■ **Task to complete**:
Report all lines of the data below that hold the word "number".

■ **Dataset excerpts**:
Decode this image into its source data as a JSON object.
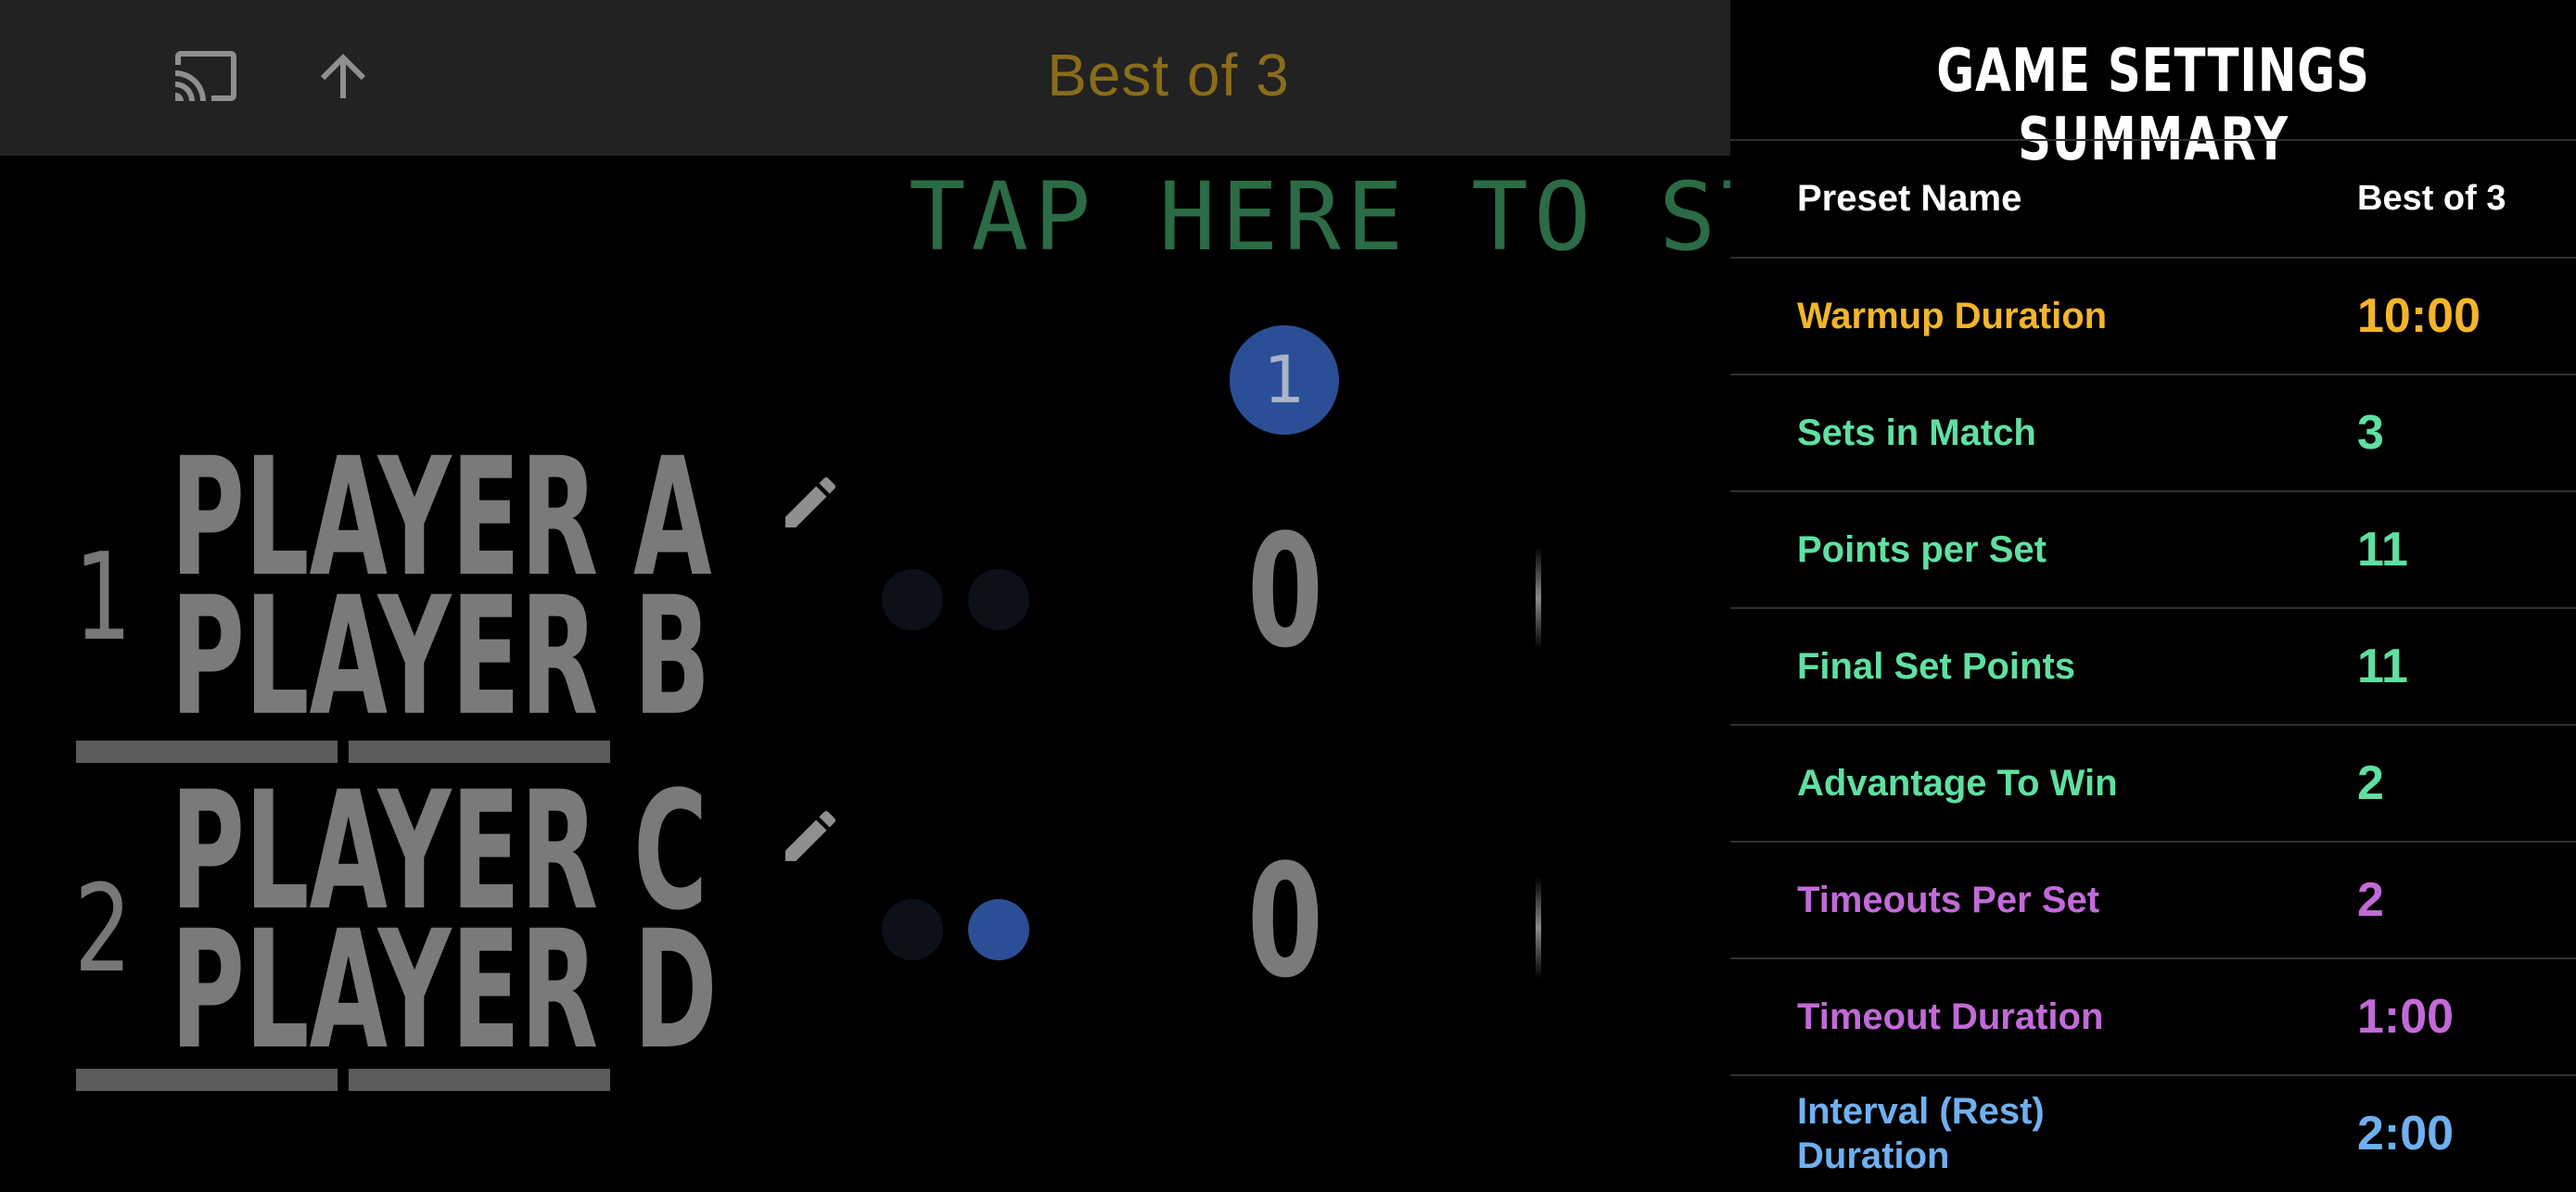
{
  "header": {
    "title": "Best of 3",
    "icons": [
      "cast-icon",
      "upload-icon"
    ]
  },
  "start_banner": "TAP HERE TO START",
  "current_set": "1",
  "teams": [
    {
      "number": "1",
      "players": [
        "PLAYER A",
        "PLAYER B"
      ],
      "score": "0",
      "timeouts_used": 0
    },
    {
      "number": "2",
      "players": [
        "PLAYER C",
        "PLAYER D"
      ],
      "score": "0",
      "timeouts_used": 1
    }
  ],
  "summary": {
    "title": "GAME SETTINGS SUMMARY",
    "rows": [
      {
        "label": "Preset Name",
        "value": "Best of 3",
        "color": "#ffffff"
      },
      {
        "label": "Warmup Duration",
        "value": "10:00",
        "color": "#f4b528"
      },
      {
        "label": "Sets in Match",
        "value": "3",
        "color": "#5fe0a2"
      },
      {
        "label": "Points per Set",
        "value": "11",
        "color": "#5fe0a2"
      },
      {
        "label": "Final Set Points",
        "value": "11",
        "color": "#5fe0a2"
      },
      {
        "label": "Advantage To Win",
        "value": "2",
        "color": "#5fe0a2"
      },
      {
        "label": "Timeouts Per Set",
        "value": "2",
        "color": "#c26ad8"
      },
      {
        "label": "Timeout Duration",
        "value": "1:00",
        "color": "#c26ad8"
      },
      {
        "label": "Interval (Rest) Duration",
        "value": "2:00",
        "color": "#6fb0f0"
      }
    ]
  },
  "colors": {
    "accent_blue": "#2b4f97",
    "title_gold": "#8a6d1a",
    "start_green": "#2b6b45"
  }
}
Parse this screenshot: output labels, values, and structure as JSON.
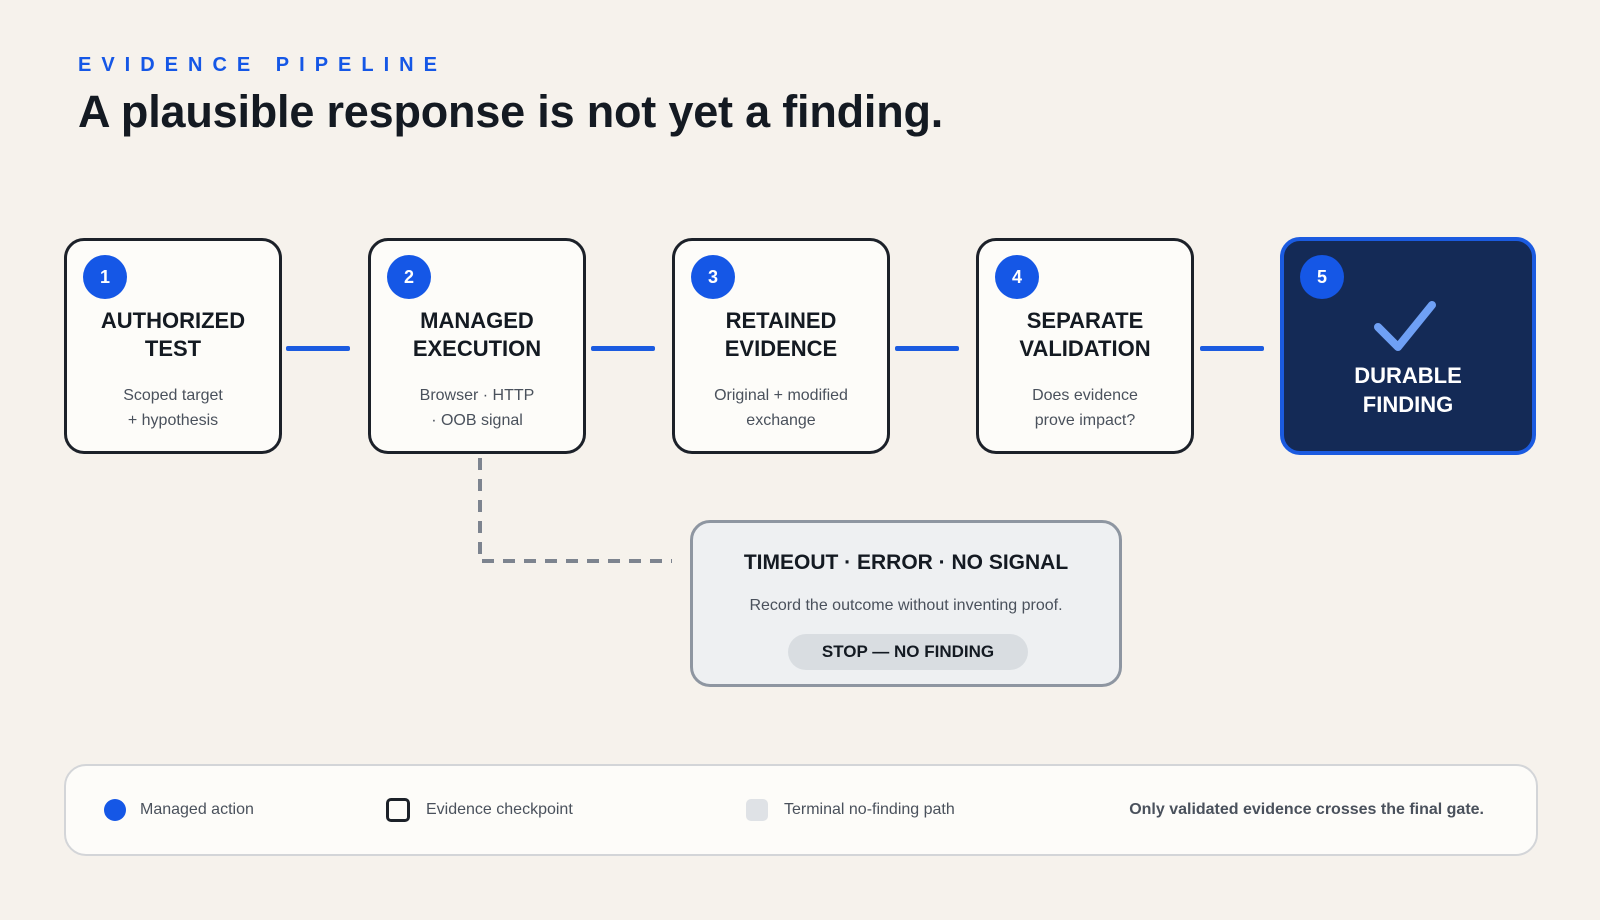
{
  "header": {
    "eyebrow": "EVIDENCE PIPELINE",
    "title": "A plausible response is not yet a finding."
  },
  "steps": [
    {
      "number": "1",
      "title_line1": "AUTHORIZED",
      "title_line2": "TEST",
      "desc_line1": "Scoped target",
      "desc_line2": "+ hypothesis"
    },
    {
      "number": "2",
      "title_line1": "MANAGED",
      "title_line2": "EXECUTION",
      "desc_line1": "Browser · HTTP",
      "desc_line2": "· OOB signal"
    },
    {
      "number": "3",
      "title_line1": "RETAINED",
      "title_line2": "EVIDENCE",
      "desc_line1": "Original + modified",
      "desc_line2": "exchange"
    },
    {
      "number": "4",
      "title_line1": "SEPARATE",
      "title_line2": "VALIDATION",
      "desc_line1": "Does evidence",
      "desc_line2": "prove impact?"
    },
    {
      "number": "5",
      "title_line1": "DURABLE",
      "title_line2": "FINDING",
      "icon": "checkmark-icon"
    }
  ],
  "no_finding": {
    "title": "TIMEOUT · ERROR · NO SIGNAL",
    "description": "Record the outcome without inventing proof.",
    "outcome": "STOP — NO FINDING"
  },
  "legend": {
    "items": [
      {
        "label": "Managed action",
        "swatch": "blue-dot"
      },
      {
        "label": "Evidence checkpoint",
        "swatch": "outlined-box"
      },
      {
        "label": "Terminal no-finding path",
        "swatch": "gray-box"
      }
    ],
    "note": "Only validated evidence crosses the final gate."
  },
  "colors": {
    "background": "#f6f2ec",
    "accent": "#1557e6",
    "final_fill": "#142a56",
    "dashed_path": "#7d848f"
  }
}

■ **Reply**:
      "number": "1",
      "number": "2",
      "number": "1",
      "number": "2",
      "number": "3",
      "number": "4",
      "number": "5",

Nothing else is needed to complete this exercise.